'Catastrophe' Creator and Star Recounts Carrie Fisher's Final TV Shoot: "It's Hard to See Her So Alive Onscreen" (Guest Column)
Sharon Horgan remembers her posthumously Emmy-nominated friend, whose "filthy" humor delighted the BBC-Amazon comedy's crew and horrified executives.
We first saw Carrie Fisher in the flesh at the Attitude Awards in London in October 2014. She was presenting an award to Graham Norton, and she made a speech that was so rude and irreverent and funny that she managed to at once charm and insult everyone present.
Rob Delaney and I were at that point writing our first season of Catastrophe. We'd written the part of Rob's dreadful mother and my character's mother-in-law, Mia, and were mid-brainstorm for who could play her. We watched Carrie onstage, and I turned to Rob and said, "That's Mia. That's your mother."

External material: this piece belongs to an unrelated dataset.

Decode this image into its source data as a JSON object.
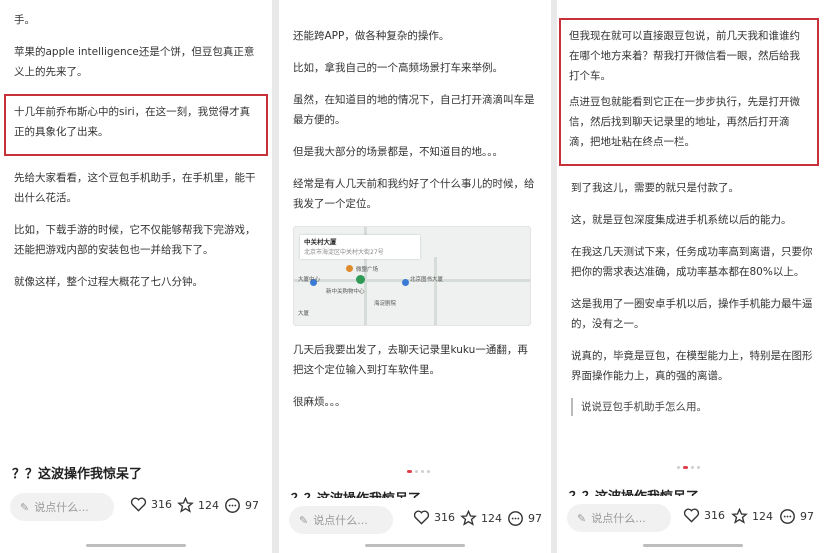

We spent the next few days trying to find an "in" because we assumed the traditional route of approaching her agent would lead nowhere. So Rob tweeted her, I tweeted her, we tried the old "friend of a friend" route, but no joy. Finally, we sent the pilot episode that we'd already filmed and a few scripts to her agents and expected nothing. Then we got the yes. We didn't fully believe she was actually going to do it until we were booking her and her dog Gary's plane ticket.
For three seasons she would bolt into our lives for a short period and then fly out of them again. Full of stories and gossip and mischief. She'd perform what was on the page and then go off on a mad Carrie/Mia tangent. Could be a song, could be a rant, could be full-on sexual innuendo.
The first season was just phone call scenes. Her day on set involved a scene where her character and mine begin politely and end up insulting each other. It was fairly tame on the page, but then Carrie took it a little further, and we spent half an hour one-upping each other on the abuse while our channel exec stood by the monitor, horrified.
We finally got to know each other properly by the third season, which we filmed during the fall of 2016. Mia was featured more heavily, so Carrie was around more. She let her guard down, and we were grateful to be given the chance to really enjoy her company. She was an entertainer, obviously, on- and offscreen. Her wit is well documented — bottom line is, she was almost impossible to keep up with, her brain whirred constantly, every sentence had a punchline, every story a potted Hollywood cautionary tale — but I'm not sure her kindness and generosity are as well known. She was just a really nice lady, warm and fun. She would distribute presents to cast and crew with little notes, written in her gorgeous, elaborate handwriting, that were part poetry, part filthy prose.
We wanted to use the third season to get to know Mia, so we went a little deeper to explain how she became this loving but tough-as-nuts asshole of a woman. We were nervous because it wasn't just the usual goofing around. But Carrie embraced it. And we knew as we were shooting that she'd given us something special.
We had finished the shoot, and all of the episodes were assembled by the time we heard the news of her death. It knocked us all. She'd been there, just a minute ago, talking about plans for her life and career, talking about her family and the house she'd just bought in London. It didn't seem possible that she was gone. She'd definitely been a bit more delicate this time. She had seemed to have a little less spring in her step, but nothing that gave a hint that she was struggling. Maybe our eyes just weren't open enough.
Although we hadn't gotten into fine-cutting episode six — her episode — by the time of her death, the tragic news didn't have any impact on the choices we made. It was all there in the rushes; we knew that she'd given us some great scenes. Her delivery during the "Nanook of the North" bathroom scene — when Mia barges, unannounced, into our characters' home — was immediately hilarious, and the power and control of her performance during the scene where she tells Rob that his father had abused her revealed new sides to Mia's personality. Funny and tragic in equal measures. A great performance that made you want to know more about this lady. A privilege that we were unfortunately denied.
It was hard to watch in the edit, hard to see her so alive onscreen and yet no longer with us. And it's hard for us to watch now. We miss Mia. And we really miss Carrie. We all wish we could have shared the final product with her because, as self-deprecating as she was, I think she would have been proud. She certainly made us proud.
This story first appeared in the Aug. 2 issue of The Hollywood Reporter magazine. To receive the magazine, click here to subscribe.